Look, I understand that the Olympics makes the heart grow fonder for the spirit of competition and national pride and all of that good stuff. It happens every time the Games come around. Back in the days of my youth, I wanted to strap on some giant skis and be a long-jumper. That all changed the very moment I first laid my eyes on a real-life long-jump ramp, but the spirit was there all the same.
And so I understand the constantly-voiced desire to see mixed martial arts become an officially-sanctioned aspect of the Olympics. I mean, who wouldn't love to see nations compete against each other for the right to call themselves the best fighting country in the world? That's the thing that has driven gargantuan ratings for NBC, the official not-quite-live home for the event here in the United States.
What, you think people tuned in because they're suddenly vested in finding out who the best gymnast or sprinter in the world is? Don't be ridiculous. They're glued to that new television set in the living room because they're patriotic as hell—at least once every couple of years—and because they don't want to be left out when the chatter around the water cooler the next morning invariably turns to the previous day's glorious rowing scene on the Thames.
MMA fans want to see their sport on the world's biggest stage. I can't blame them. When one of the featured events of the last few television broadcasts was a bunch of people flopping around on a trampoline, it's tough not to imagine mixed martial arts as a featured event. And hey, the Olympics already have boxing, wrestling and judo, so why not combine them all together and save time? Everybody wins. Right?
Well, not really. And there's a good reason that MMA will never, ever be a sanctioned athletic event in any Olympic games: because it's just too violent.

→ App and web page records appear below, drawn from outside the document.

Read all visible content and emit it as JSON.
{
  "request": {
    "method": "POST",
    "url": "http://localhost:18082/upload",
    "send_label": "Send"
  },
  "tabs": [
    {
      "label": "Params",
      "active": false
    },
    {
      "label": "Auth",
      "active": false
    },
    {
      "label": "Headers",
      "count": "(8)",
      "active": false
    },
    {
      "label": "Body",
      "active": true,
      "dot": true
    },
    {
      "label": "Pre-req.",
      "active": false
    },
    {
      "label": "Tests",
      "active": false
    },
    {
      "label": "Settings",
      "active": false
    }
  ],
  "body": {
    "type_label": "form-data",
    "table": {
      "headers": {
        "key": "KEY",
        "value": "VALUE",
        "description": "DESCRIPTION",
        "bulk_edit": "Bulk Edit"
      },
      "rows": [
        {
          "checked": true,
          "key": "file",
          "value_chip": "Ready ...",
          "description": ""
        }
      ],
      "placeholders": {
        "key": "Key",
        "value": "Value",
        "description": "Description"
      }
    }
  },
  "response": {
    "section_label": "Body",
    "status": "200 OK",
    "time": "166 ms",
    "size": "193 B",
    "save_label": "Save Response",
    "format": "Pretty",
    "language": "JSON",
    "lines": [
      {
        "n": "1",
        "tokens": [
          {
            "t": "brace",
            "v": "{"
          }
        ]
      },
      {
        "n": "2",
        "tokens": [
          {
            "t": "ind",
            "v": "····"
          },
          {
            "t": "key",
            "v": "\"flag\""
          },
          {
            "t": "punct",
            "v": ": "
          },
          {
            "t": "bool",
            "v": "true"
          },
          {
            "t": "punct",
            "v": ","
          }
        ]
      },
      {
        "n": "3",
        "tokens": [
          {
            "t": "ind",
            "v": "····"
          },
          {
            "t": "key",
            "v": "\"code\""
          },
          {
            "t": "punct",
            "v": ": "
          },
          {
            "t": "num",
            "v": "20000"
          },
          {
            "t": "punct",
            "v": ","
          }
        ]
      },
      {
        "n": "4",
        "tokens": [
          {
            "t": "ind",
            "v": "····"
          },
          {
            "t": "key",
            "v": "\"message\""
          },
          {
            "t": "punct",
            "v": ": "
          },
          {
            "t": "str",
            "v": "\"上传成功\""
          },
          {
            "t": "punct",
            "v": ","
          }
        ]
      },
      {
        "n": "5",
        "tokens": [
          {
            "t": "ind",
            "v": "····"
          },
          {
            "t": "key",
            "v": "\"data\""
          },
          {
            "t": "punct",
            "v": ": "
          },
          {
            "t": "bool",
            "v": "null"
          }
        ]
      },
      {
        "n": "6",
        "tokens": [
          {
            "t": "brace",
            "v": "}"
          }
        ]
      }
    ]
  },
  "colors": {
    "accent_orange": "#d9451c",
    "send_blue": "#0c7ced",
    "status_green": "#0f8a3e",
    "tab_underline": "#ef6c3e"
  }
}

Imagine, if you will, doing the Ultimate Fighter tournament with sixteen dudes. This is just a theoretical tournament, by the way. And imagine that this tournament, instead of taking place during television tapings that lasts six or seven weeks, must instead take place over the course or two or three days.
That, in a nutshell, is why it will never work as an Olympic sport. The likeliness of completing any kind of tournament as originally conceived is incredibly low. Boxing is also an inherently violent sport, but Olympic boxing is a watered-down and greatly different sport than the one you throw down $70 on from time to time. Headgear and rule changes make it more of a point-fighting sport, which is mostly different from boxing altogether.
Do you want to see MMA take the same route? A bunch of you could barely contain your grief when Carlos Condit beat Nick Diaz using the same kind of style, so I cannot imagine the outcry we'd hear over the Olympics taking the same route as a whole. And make no mistake about it: if mixed martial arts made it to the Olympics (which it won't), it would be a highly-bastardized and much safer product than you see on television. Chances are you'd probably hate it.
But none of this matters, because it's never going to become a sanctioned sport. MMA fans should instead focus their efforts on getting Brazilian jiu-jitsu in front of the people who can help make the sport an Olympic reality. Or they should just watch wrestling, or judo, and see if they can pick out some of the people who might someday become future stars in MMA.
But please, just stop talking about MMA becoming an Olympic sport.
Like the new article format? Send us feedback!